---------- Task data ----------

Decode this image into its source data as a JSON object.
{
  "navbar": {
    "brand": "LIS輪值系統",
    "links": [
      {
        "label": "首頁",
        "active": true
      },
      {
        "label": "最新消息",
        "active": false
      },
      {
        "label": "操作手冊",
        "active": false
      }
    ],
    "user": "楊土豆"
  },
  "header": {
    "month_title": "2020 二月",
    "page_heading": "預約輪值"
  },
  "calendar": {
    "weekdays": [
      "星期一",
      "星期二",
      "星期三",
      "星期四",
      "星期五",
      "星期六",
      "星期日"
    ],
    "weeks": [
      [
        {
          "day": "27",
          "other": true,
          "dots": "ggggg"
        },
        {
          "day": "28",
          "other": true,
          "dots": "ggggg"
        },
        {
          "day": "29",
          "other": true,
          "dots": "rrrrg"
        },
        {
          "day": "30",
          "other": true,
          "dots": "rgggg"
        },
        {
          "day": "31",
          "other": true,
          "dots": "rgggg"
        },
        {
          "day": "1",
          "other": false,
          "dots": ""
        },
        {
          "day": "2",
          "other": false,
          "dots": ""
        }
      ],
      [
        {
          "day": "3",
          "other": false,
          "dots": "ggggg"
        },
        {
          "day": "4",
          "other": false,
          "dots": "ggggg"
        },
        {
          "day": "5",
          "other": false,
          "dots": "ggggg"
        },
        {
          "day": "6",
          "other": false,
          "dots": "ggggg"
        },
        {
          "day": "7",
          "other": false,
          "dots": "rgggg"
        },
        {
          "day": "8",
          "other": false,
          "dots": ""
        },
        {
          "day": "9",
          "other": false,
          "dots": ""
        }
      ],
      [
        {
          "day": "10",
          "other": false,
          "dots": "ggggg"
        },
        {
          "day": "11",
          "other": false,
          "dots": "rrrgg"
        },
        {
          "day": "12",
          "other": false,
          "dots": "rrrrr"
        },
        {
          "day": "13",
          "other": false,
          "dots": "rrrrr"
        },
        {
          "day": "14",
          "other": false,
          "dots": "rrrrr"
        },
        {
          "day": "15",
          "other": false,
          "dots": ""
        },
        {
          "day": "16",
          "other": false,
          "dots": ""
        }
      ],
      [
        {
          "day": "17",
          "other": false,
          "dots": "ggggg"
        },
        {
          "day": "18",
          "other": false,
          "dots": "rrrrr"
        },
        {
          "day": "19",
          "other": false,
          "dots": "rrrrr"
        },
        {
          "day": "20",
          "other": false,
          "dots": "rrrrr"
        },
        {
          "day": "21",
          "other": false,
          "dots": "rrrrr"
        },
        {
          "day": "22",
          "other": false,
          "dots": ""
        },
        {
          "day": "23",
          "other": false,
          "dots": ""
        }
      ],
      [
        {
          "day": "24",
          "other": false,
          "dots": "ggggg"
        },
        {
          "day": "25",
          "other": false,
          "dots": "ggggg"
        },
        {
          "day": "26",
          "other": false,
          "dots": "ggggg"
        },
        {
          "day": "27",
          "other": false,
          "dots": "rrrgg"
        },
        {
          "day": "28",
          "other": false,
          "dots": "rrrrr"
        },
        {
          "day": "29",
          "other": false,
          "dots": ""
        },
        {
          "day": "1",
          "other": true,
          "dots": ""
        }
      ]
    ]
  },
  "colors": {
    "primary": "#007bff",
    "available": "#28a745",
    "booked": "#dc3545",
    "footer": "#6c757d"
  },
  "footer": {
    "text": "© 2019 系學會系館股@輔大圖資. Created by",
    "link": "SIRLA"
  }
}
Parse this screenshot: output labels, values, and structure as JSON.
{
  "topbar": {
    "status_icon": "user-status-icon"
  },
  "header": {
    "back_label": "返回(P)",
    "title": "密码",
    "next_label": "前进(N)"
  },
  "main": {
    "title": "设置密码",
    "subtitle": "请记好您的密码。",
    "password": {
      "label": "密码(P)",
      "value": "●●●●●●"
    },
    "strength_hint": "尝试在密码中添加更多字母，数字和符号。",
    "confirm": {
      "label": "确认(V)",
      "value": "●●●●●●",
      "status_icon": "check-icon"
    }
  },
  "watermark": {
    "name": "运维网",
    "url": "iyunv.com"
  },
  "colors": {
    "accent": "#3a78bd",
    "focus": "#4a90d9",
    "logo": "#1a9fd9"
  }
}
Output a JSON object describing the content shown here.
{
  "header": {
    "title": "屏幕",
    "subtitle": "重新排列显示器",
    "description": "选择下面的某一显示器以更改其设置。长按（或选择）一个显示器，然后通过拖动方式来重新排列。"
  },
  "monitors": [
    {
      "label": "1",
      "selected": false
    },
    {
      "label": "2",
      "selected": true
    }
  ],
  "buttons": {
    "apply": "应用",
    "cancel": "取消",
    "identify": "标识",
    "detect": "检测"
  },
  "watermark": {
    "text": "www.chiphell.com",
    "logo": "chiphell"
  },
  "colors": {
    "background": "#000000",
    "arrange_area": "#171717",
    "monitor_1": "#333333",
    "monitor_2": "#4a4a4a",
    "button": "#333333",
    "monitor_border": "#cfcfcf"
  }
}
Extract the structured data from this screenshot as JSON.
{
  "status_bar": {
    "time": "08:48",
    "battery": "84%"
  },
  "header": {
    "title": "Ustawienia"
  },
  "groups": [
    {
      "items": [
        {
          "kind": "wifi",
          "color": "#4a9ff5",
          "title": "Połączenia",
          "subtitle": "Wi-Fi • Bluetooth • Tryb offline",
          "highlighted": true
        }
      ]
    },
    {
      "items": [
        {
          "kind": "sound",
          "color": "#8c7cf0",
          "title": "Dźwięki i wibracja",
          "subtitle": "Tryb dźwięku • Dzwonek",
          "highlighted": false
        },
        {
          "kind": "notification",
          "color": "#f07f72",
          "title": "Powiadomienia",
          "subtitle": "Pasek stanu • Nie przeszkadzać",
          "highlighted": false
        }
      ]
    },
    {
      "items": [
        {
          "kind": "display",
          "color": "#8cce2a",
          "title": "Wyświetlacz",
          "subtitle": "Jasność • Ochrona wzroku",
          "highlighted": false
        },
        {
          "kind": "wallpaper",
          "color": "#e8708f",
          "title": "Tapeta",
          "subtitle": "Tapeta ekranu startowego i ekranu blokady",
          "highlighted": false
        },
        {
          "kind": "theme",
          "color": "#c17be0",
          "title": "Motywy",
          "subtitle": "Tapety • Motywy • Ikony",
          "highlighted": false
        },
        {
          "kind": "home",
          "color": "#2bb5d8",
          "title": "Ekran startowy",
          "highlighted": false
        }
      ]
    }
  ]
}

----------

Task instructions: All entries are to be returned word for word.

Reply to the task:
Decode this image into its source data as a JSON object.
{
  "navbar": {
    "brand": "LIS輪值系統",
    "links": [
      {
        "label": "首頁",
        "active": true
      },
      {
        "label": "最新消息",
        "active": false
      },
      {
        "label": "操作手冊",
        "active": false
      }
    ],
    "user": "楊土豆"
  },
  "header": {
    "month_title": "2020 二月",
    "page_heading": "預約輪值"
  },
  "calendar": {
    "weekdays": [
      "星期一",
      "星期二",
      "星期三",
      "星期四",
      "星期五",
      "星期六",
      "星期日"
    ],
    "weeks": [
      [
        {
          "day": "27",
          "other": true,
          "dots": "ggggg"
        },
        {
          "day": "28",
          "other": true,
          "dots": "ggggg"
        },
        {
          "day": "29",
          "other": true,
          "dots": "rrrrg"
        },
        {
          "day": "30",
          "other": true,
          "dots": "rgggg"
        },
        {
          "day": "31",
          "other": true,
          "dots": "rgggg"
        },
        {
          "day": "1",
          "other": false,
          "dots": ""
        },
        {
          "day": "2",
          "other": false,
          "dots": ""
        }
      ],
      [
        {
          "day": "3",
          "other": false,
          "dots": "ggggg"
        },
        {
          "day": "4",
          "other": false,
          "dots": "ggggg"
        },
        {
          "day": "5",
          "other": false,
          "dots": "ggggg"
        },
        {
          "day": "6",
          "other": false,
          "dots": "ggggg"
        },
        {
          "day": "7",
          "other": false,
          "dots": "rgggg"
        },
        {
          "day": "8",
          "other": false,
          "dots": ""
        },
        {
          "day": "9",
          "other": false,
          "dots": ""
        }
      ],
      [
        {
          "day": "10",
          "other": false,
          "dots": "ggggg"
        },
        {
          "day": "11",
          "other": false,
          "dots": "rrrgg"
        },
        {
          "day": "12",
          "other": false,
          "dots": "rrrrr"
        },
        {
          "day": "13",
          "other": false,
          "dots": "rrrrr"
        },
        {
          "day": "14",
          "other": false,
          "dots": "rrrrr"
        },
        {
          "day": "15",
          "other": false,
          "dots": ""
        },
        {
          "day": "16",
          "other": false,
          "dots": ""
        }
      ],
      [
        {
          "day": "17",
          "other": false,
          "dots": "ggggg"
        },
        {
          "day": "18",
          "other": false,
          "dots": "rrrrr"
        },
        {
          "day": "19",
          "other": false,
          "dots": "rrrrr"
        },
        {
          "day": "20",
          "other": false,
          "dots": "rrrrr"
        },
        {
          "day": "21",
          "other": false,
          "dots": "rrrrr"
        },
        {
          "day": "22",
          "other": false,
          "dots": ""
        },
        {
          "day": "23",
          "other": false,
          "dots": ""
        }
      ],
      [
        {
          "day": "24",
          "other": false,
          "dots": "ggggg"
        },
        {
          "day": "25",
          "other": false,
          "dots": "ggggg"
        },
        {
          "day": "26",
          "other": false,
          "dots": "ggggg"
        },
        {
          "day": "27",
          "other": false,
          "dots": "rrrgg"
        },
        {
          "day": "28",
          "other": false,
          "dots": "rrrrr"
        },
        {
          "day": "29",
          "other": false,
          "dots": ""
        },
        {
          "day": "1",
          "other": true,
          "dots": ""
        }
      ]
    ]
  },
  "colors": {
    "primary": "#007bff",
    "available": "#28a745",
    "booked": "#dc3545",
    "footer": "#6c757d"
  },
  "footer": {
    "text": "© 2019 系學會系館股@輔大圖資. Created by",
    "link": "SIRLA"
  }
}
Parse this screenshot: output labels, values, and structure as JSON.
{
  "topbar": {
    "status_icon": "user-status-icon"
  },
  "header": {
    "back_label": "返回(P)",
    "title": "密码",
    "next_label": "前进(N)"
  },
  "main": {
    "title": "设置密码",
    "subtitle": "请记好您的密码。",
    "password": {
      "label": "密码(P)",
      "value": "●●●●●●"
    },
    "strength_hint": "尝试在密码中添加更多字母，数字和符号。",
    "confirm": {
      "label": "确认(V)",
      "value": "●●●●●●",
      "status_icon": "check-icon"
    }
  },
  "watermark": {
    "name": "运维网",
    "url": "iyunv.com"
  },
  "colors": {
    "accent": "#3a78bd",
    "focus": "#4a90d9",
    "logo": "#1a9fd9"
  }
}
Output a JSON object describing the content shown here.
{
  "header": {
    "title": "屏幕",
    "subtitle": "重新排列显示器",
    "description": "选择下面的某一显示器以更改其设置。长按（或选择）一个显示器，然后通过拖动方式来重新排列。"
  },
  "monitors": [
    {
      "label": "1",
      "selected": false
    },
    {
      "label": "2",
      "selected": true
    }
  ],
  "buttons": {
    "apply": "应用",
    "cancel": "取消",
    "identify": "标识",
    "detect": "检测"
  },
  "watermark": {
    "text": "www.chiphell.com",
    "logo": "chiphell"
  },
  "colors": {
    "background": "#000000",
    "arrange_area": "#171717",
    "monitor_1": "#333333",
    "monitor_2": "#4a4a4a",
    "button": "#333333",
    "monitor_border": "#cfcfcf"
  }
}
Extract the structured data from this screenshot as JSON.
{
  "status_bar": {
    "time": "08:48",
    "battery": "84%"
  },
  "header": {
    "title": "Ustawienia"
  },
  "groups": [
    {
      "items": [
        {
          "kind": "wifi",
          "color": "#4a9ff5",
          "title": "Połączenia",
          "subtitle": "Wi-Fi • Bluetooth • Tryb offline",
          "highlighted": true
        }
      ]
    },
    {
      "items": [
        {
          "kind": "sound",
          "color": "#8c7cf0",
          "title": "Dźwięki i wibracja",
          "subtitle": "Tryb dźwięku • Dzwonek",
          "highlighted": false
        },
        {
          "kind": "notification",
          "color": "#f07f72",
          "title": "Powiadomienia",
          "subtitle": "Pasek stanu • Nie przeszkadzać",
          "highlighted": false
        }
      ]
    },
    {
      "items": [
        {
          "kind": "display",
          "color": "#8cce2a",
          "title": "Wyświetlacz",
          "subtitle": "Jasność • Ochrona wzroku",
          "highlighted": false
        },
        {
          "kind": "wallpaper",
          "color": "#e8708f",
          "title": "Tapeta",
          "subtitle": "Tapeta ekranu startowego i ekranu blokady",
          "highlighted": false
        },
        {
          "kind": "theme",
          "color": "#c17be0",
          "title": "Motywy",
          "subtitle": "Tapety • Motywy • Ikony",
          "highlighted": false
        },
        {
          "kind": "home",
          "color": "#2bb5d8",
          "title": "Ekran startowy",
          "highlighted": false
        }
      ]
    }
  ]
}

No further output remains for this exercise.